This marks the second, and most likely the very last, time that I have finished Volume 1 in the game. For the longest time, I would just skip it on previous characters, having determined that it was too time-intensive and unrewarding (in both story and useful rewards). To be honest, I only finished it now because I was determined to get through all of the solo content on the progression server.

Volume 1 is very much a product of the early years of LOTRO. There are a few fanservice moments and high points, but that’s offset by an overabundance of travel (which was obviously meant to be a time sink), bland characters, and a storyline that didn’t feel urgent nor that connected to the well-known story told in the books. Sure, at the end it definitely ramps up for the last quest or two, but Ms. Darth Vader up there doesn’t stick around to be an interesting recurring character.

So where does that leave me? I feel a little at a loss for the remainder of February, here. Until Moria unlocks, my options aren’t that great. I’ve already finished my level 50 class quest and most of the Eriador deeds that I need, so I suppose finishing those up are an option.

A much more fun option, however, is Bingo Boffin! I checked back last week to see if he was now appearing to me after having disappeared for a while there, and sure enough, he showed up with a new quest for me to do. So I jumped back on that train, showing his journal to Tom Bombadil, going tavern hopping, and learning the ropes of treasure hunting. I’m not exactly sure how far I’ll be able to go with this chain, but with little else to do, I might as well see!

I’ve also been fiddling with outfits, being somewhat unsatisfied with several that I cobbled together from my meager wardrobe over the past several weeks. I’m hoping that Moria will introduce more outfit designs, although I honestly don’t remember if this is that case. Probably is.

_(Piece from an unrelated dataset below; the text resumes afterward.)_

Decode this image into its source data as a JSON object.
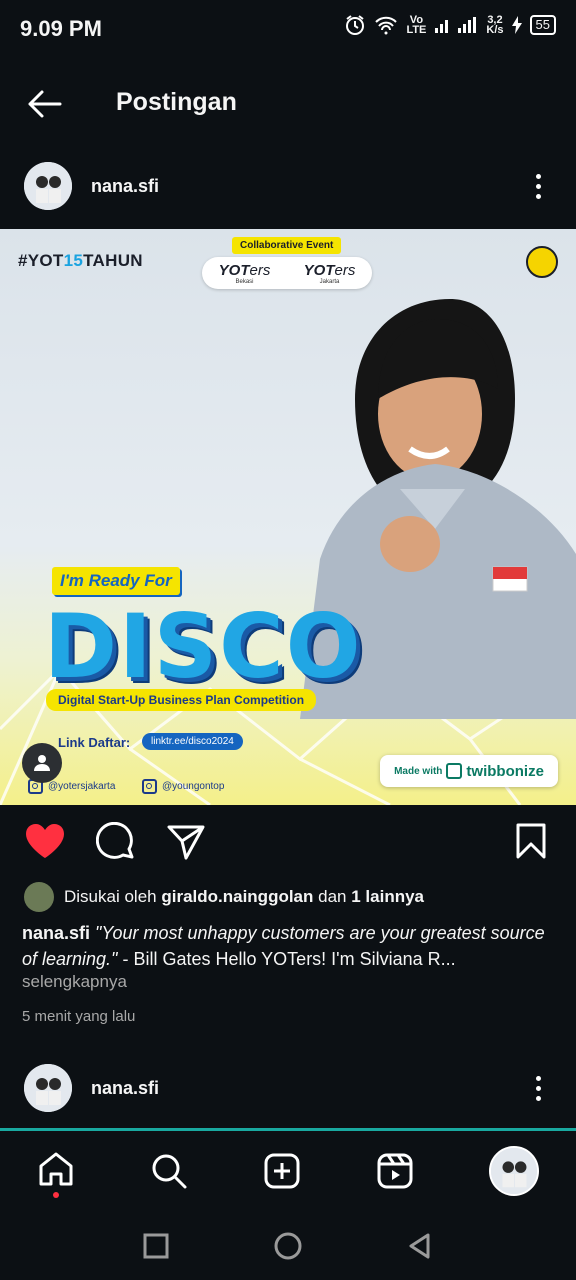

I do wish that SSG would put out a roadmap for the year, although it was pretty tardy in doing this in 2018 and doesn’t seem that motivated to communicate these days. Besides, we know that the next major content update is most likely Minas Morgul, so I’m steeling myself to take my Lore-master back to the hell that is Mordor. Hopefully this time it’ll be better. That’s always an encouraging sentiment!